Players must be named on 75% of the Baseball Writers Association of America’s ballots to get in. Raines was named on 86% of the ballots. Bagwell was named on 86.2%. Rodriguez was named on 76%. Non-inductees with significant vote totals include Trevor Hoffman at 74% and Vladimir Guerrero at  71.7%. The full results can be seen here.

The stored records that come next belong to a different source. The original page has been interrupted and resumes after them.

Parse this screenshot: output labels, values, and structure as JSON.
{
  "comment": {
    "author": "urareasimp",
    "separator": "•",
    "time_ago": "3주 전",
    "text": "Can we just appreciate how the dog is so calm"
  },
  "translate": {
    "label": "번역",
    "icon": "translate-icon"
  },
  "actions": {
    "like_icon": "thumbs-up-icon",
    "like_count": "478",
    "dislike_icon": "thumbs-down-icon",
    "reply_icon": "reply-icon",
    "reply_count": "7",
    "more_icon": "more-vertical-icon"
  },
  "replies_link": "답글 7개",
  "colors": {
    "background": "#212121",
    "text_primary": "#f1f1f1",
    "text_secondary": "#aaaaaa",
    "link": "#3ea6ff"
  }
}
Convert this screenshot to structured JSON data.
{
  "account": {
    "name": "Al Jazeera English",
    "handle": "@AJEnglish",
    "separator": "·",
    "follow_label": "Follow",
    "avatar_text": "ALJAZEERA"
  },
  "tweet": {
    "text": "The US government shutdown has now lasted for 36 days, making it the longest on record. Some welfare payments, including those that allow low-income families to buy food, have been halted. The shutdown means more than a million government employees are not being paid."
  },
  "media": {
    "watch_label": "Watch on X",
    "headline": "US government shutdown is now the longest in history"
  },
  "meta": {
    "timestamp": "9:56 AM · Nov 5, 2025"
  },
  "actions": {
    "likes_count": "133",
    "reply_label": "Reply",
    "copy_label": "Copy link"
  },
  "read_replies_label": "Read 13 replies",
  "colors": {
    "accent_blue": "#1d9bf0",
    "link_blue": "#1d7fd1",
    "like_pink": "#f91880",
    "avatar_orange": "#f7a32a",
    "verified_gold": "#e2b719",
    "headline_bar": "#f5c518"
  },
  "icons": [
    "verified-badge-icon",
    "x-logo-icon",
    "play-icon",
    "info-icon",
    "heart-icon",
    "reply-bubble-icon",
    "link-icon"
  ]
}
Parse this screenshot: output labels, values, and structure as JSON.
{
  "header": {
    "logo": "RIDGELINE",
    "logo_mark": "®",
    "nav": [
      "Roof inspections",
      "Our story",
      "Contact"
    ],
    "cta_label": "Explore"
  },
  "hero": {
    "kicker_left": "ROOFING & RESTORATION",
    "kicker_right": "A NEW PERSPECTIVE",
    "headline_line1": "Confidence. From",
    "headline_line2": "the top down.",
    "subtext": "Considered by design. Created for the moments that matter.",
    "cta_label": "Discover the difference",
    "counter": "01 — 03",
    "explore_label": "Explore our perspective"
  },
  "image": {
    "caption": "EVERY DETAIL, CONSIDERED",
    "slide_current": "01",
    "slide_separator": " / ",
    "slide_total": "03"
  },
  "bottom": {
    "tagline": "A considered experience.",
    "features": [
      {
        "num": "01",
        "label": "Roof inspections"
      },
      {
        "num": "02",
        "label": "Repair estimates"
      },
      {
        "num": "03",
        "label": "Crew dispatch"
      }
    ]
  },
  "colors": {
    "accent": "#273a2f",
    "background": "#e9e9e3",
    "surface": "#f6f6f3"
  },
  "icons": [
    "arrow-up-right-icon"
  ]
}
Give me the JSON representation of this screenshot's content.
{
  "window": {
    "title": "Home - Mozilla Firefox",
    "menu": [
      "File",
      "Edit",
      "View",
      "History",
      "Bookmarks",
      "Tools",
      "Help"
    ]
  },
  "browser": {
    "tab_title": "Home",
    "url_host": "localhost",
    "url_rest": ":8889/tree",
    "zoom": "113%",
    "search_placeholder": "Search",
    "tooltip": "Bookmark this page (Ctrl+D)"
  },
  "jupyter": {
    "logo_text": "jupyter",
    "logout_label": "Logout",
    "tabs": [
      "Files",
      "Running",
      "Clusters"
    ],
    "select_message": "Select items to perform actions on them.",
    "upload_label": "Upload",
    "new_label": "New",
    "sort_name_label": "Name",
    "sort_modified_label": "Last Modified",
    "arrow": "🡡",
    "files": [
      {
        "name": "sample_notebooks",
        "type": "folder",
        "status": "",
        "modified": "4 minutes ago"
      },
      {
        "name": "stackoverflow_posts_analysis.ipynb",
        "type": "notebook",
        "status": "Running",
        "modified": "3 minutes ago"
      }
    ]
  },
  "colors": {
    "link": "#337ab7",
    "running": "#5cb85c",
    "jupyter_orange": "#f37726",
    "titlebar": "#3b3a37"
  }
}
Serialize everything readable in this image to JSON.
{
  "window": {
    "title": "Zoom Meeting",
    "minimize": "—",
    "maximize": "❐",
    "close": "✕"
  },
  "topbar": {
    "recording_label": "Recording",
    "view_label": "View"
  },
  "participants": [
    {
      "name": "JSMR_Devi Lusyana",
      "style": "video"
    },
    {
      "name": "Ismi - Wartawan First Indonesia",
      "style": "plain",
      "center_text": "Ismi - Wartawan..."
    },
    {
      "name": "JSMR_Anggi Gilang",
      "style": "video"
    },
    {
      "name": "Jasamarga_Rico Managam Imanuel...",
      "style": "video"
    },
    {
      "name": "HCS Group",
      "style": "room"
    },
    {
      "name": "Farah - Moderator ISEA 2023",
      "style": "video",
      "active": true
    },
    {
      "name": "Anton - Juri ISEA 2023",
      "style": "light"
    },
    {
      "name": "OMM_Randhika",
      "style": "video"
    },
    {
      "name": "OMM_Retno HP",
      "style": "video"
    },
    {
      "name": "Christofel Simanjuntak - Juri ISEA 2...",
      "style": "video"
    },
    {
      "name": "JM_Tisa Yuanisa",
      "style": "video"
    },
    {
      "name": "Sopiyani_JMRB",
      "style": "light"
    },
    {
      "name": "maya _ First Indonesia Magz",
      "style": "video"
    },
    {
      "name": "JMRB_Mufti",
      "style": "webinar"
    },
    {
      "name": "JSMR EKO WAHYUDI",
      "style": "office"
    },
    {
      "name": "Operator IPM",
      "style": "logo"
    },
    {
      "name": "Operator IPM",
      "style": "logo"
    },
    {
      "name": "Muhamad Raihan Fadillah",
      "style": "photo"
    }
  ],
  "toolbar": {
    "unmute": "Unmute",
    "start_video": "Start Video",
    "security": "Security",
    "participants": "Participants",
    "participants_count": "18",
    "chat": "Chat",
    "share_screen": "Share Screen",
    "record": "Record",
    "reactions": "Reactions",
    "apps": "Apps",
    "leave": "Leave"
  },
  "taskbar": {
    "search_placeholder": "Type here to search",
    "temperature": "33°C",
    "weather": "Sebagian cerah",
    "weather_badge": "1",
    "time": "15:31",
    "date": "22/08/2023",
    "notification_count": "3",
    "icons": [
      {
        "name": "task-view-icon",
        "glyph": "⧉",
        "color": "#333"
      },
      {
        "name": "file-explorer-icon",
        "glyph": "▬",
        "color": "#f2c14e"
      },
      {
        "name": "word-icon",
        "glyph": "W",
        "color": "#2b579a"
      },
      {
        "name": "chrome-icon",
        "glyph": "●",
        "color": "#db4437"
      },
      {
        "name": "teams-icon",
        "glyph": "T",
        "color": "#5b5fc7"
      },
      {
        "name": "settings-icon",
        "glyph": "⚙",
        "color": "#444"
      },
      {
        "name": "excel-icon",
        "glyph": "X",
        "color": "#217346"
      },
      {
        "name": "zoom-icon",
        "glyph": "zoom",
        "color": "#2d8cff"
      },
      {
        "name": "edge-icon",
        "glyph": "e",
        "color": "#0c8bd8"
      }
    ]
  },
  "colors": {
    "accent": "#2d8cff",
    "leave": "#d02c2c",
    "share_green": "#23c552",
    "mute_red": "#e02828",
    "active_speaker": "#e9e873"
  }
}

Others not making the cut but still alive for next year, with vote totals in parenthesis: Edgar Martinez (58.6); Roger Clemens (54.1); Barry Bonds (53.8); Mike Mussina (51.8); Curt Schilling (45.0); Manny Ramirez (23.8); Larry Walker (21.9); Fred McGriff (21.7); Jeff Kent (16.7); Gary Sheffield (13.3%); Billy Wagner (10.2); and Sammy Sosa (8.6). Making his final appearance on the ballot was Lee Smith, who received 34.2% of the vote in his last year of eligibility. He will now be the business of the Veterans Committee.

Players who fell off the ballot due to not having the requisite 5% to stay on: Jorge Posada; Magglio Ordoñez; Edgar Renteria; Jason Varitek; Tim Wakefield; Casey Blake; Pat Burrell; Orlando Cabrera; Mike Cameron; J.D. Drew; Carlos Guillen; Derrek Lee; Melvin Mora; Arthur Rhodes; Freddy Sanchez; and Matt Stairs

We’ll have continued updates on today’s Hall of Fame vote throughout the evening and in the coming days. In the meantime, congratulations to this year’s inductees, Tim Raines, Jeff Bagwell and Ivan Rodriguez!